Nos. 03-11448, 03-1449 (4th Cir.).
9 Starpower Communications, LLC v. Verizon Washington, D.C. Inc., 
TAC 16 (D.C. PSC).
10 Motion at 2.
11 Letter dated January 23, 2004, to Marlene Dortch, Secretary, 
FCC, from Aaron M. Panner, Counsel for Verizon Virginia, File No. 
EB-00-MD-19 (filed Jan. 23, 2004) at 1 (``January 23 Letter'').  
See Starpower Communications, LLC v. Verizon Virginia Inc., 
Order, DA 03-3787 (Enf. Bur. MDRD rel. Nov. 25, 2003) 
(``Starpower Dismissal Order'') (granting parties' joint motion 
to dismiss complaint with prejudice based on their settlement of 
the dispute).
12 Motion at 2.
13 Cavalier Telephone, LLC v. Virginia Electric and Power Company 
d/b/a Virginia Power, Order, 17 FCC Rcd 24414 (Enf. Bur. 2002) 
(``Cavalier v. VEPCO'') (vacating a Bureau-level Order in light 
of circumstances attendant to the parties' global settlement, 
particularly the resolution of myriad legal actions resulting 
from vacatur).
14 Motion at 3.
15 513 U.S. 18, 29 (1994) (``U.S. Bancorp Mortgage'') (requiring 
``exceptional circumstances'' to justify vacatur of a judgment 
under review due to settlement).
16 Cavalier v. VEPCO, 17 FCC Rcd at 24419-20,  16 (citing 
Applications of Crystal Communications, et al., Order, 12 FCC Rcd 
2149, 2151,  6 (1997)).
17 Cavalier v. VEPCO, 17 FCC Rcd at 24420,  17-18.
18 Cavalier v. VEPCO, 17 FCC Rcd at 24419-20,  16 (citing Aetna 
Casualty and Surety Co. v. Home Insurance Co., 882 F. Supp. 1355 
(S.D.N.Y. 1995)).
19 January 23 Letter at 1.
20 Further evidence of this fact is the parties' decision to 
allow the Damages Order to become final while the Motion was 
pending, rather than seeking reconsideration of, or appealing, 
the Damages Order.
21 Motion at 2.
22  Cavalier v. VEPCO, 17 FCC Rcd at 24419,  15; Cavalier 
Telephone, LLC v. Virginia Electric and Power Co., PA 99-005, 
Joint Motion to Vacate (filed Nov. 6, 2002) at 10-11.
23  Motion at 3.

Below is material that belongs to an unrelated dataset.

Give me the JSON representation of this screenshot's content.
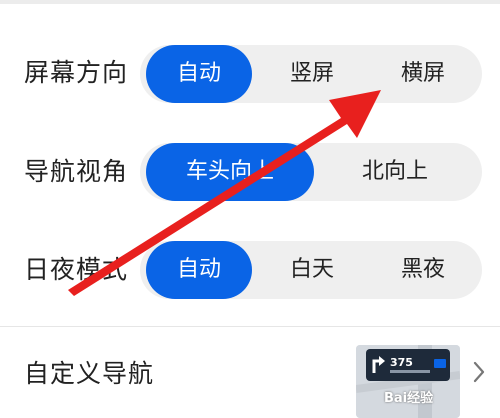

24  See U.S. Bancorp Mortgage, 513 U.S. at 27-28 (``...while the 
availability of vacatur may facilitate settlement after the 
judgment under review has been rendered and certiorari granted 
(or appeal filed), it may deter settlement at an earlier stage.  
Some litigants, at least, may think it worthwhile to roll the 
dice rather than settle in the district court, or in the court of 
appeals, if, but only if, an unfavorable outcome can be washed 
away by a settlement-related vacatur.'') (emphasis in original).